Christy was so convicted by the term “idolatry” that she was very desirous of repenting. She explained to her friend that she had to separate from her, and yet, she also felt anxious about it. (I think each of us can identify with that anxiousness when we are saying no to our idol.) One week her counselor had Christy put her hand on her heart, then she came behind her and placed her hand on top of Christy’s, pressing firmly. She said, “The next time you are anxious over this situation, press on your heart and know that the Lord is with you.” When we get anxious, we often think we are abandoned, but we never are. Jesus promises He would never leave us or forsake us, but that is a truth we must speak to our souls.
Christy also breathed the truth to her soul through study. Some of the most helpful books and studies she did were:

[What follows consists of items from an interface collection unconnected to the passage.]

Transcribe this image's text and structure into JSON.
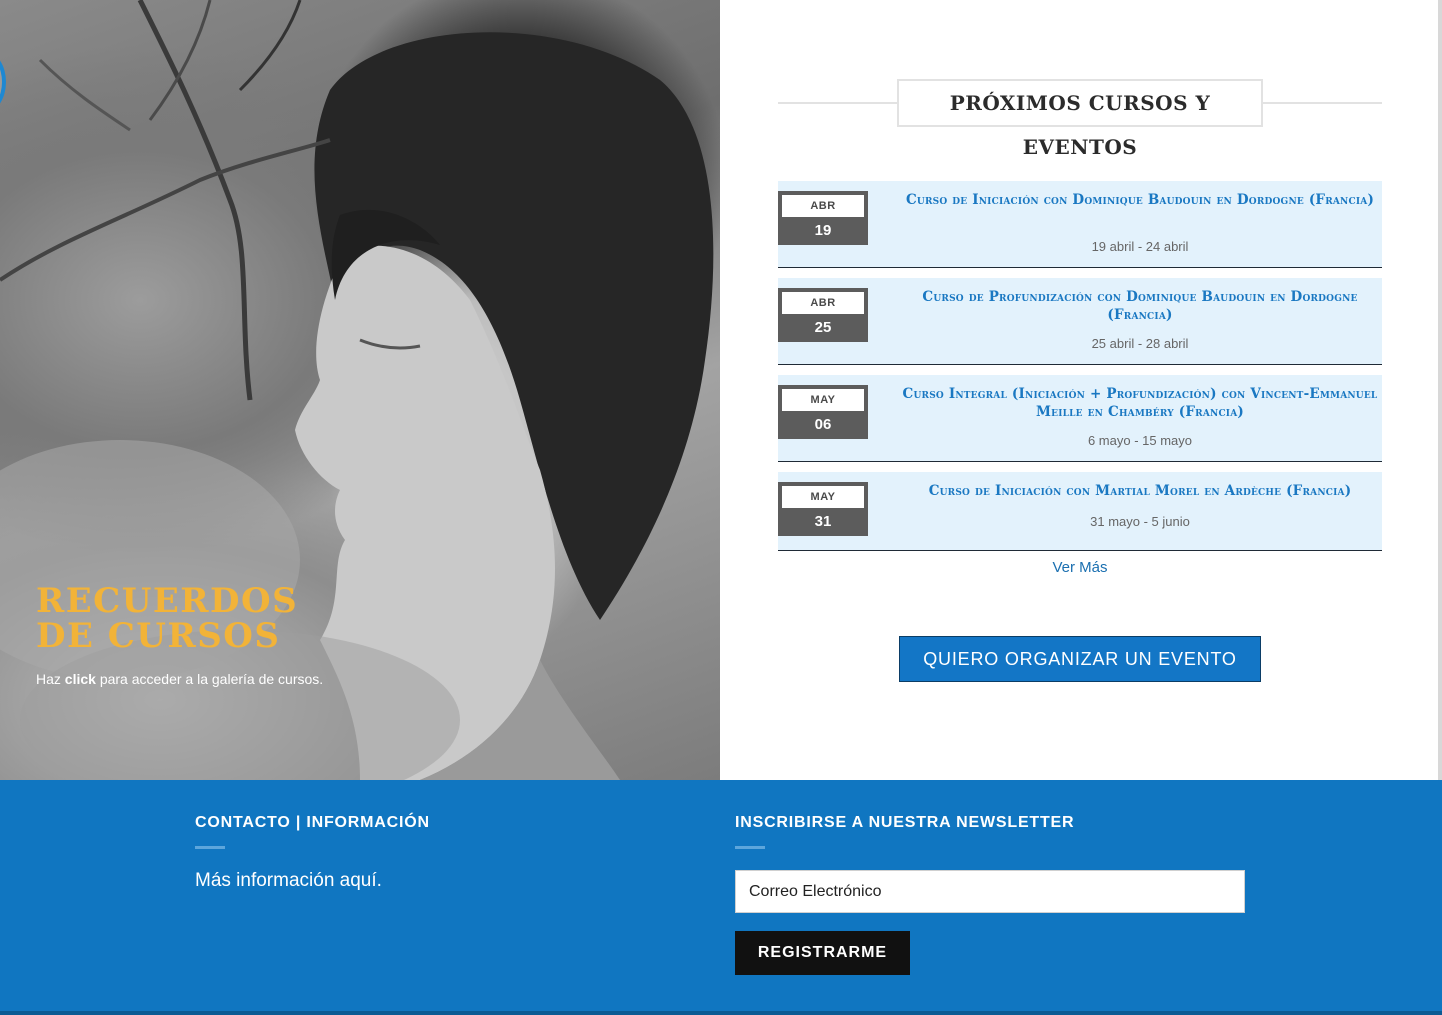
{
  "hero": {
    "title_line1": "Recuerdos",
    "title_line2": "de cursos",
    "caption_pre": "Haz ",
    "caption_bold": "click",
    "caption_post": " para acceder a la galería de cursos."
  },
  "events": {
    "heading": "PRÓXIMOS CURSOS Y EVENTOS",
    "items": [
      {
        "month": "ABR",
        "day": "19",
        "title": "Curso de Iniciación con Dominique Baudouin en Dordogne (Francia)",
        "range": "19 abril - 24 abril"
      },
      {
        "month": "ABR",
        "day": "25",
        "title": "Curso de Profundización con Dominique Baudouin en Dordogne (Francia)",
        "range": "25 abril - 28 abril"
      },
      {
        "month": "MAY",
        "day": "06",
        "title": "Curso Integral (Iniciación + Profundización) con Vincent-Emmanuel Meille en Chambéry (Francia)",
        "range": "6 mayo - 15 mayo"
      },
      {
        "month": "MAY",
        "day": "31",
        "title": "Curso de Iniciación con Martial Morel en Ardèche (Francia)",
        "range": "31 mayo - 5 junio"
      }
    ],
    "more_link": "Ver Más",
    "organize_button": "QUIERO ORGANIZAR UN EVENTO"
  },
  "footer": {
    "contact_title": "CONTACTO | INFORMACIÓN",
    "contact_text": "Más información aquí.",
    "newsletter_title": "INSCRIBIRSE A NUESTRA NEWSLETTER",
    "email_placeholder": "Correo Electrónico",
    "register_button": "REGISTRARME"
  },
  "colors": {
    "accent_blue": "#1076c1",
    "event_bg": "#e3f2fc",
    "event_title": "#1a78c2",
    "hero_title": "#f2b338"
  }
}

Jan Silvious’s “Please Don’t Say You Need Me” confirmed to Christy that she indeed, had a problem with relational idolatry.
Beth Moore’s study “Breaking Free” was helpful. (Beth had a diagram that showed how we put ourselves in a cell of what we think is true, when God has so much more for us.)
Henry Nouwen’s book, “The Inner Voice of Love,” helped her. Nouwen also had to separate himself from a friend, and needed to hear God’s voice of love. She remembers Nouwen saying something like: “If there is a person in your life who is able to make or break your day based on what they say or don’t say, then that person has too much control.”
Christy separated from her friend, studied, and became more dependent on the Lord. Today she has healthy friendships. So often when we are set free of our idol, when that idol was actually intended by God to be a good thing (such as friendship, food, or family) then that can return to being what God intended: good and beautiful and satisfying. When Christy and I were traveling together she got a call from the friend she had separated so long ago — she was going to be in town — and I could tell, as I listened to Christy, how healthy that friendship had become.
1. What are some of the key points you see in Christy’s story that could be helpful to us in our study of being set free from idolatry?
2. How do you personally relate to this?
3. What questions might you have for Christy?
4. It is the start of a new week in Lent. Renew your vision by setting a goal — something to stop doing, and something to start doing. What is your plan?
5. In Isaiah 2:22 — what reason are we given not to put our trust in man?
6. Romans 1 shows us how relational idolatry can actually be the first step on the slippery slope to homosexuality. This didn’t happen for Christy, but it does happen for many — especially because of the success of the gay agenda.
A. According to Romans 1:18, what is the first step in vulnerability towards idolatry?
B. Why is everyone responsible to God for worshiping Him according to Romans 1:19-20?
C. What two things did the unrighteous fail to do and what was the result, according to this key verse in Romans 1:21?
D. Because the above is so key — I’d like us to make a daily practice (hourly, actually) of giving thanks. Could you regularly record what you see throughout the day — from a baby’s smile to the crocus pushing through the snow? Could you also intentionally find ways to honor Him — from giving Him time, singing praise to Him, or reverencing Him in your heart? (I’ll keep looking for these in your postings!)
7. Trace the downward spiral that relational idolatry can lead to through these verses:
A. Romans 1:21
B. Romans 1:22-23
C. Romans 1:24-25
D. Romans 1:26-27
E. Romans 1:28-31
F. Romans 1:32
8. Please don’t limit relational idolatry to friendship. We can cling too tightly to husbands, children. What would be some red flags that this is happening?
9. Remembering the growth cycle of repentance and faith, how did Christy break free? How does her story help you?
10. Did you see any progress with your goal?
11. What is your take-a-way this week?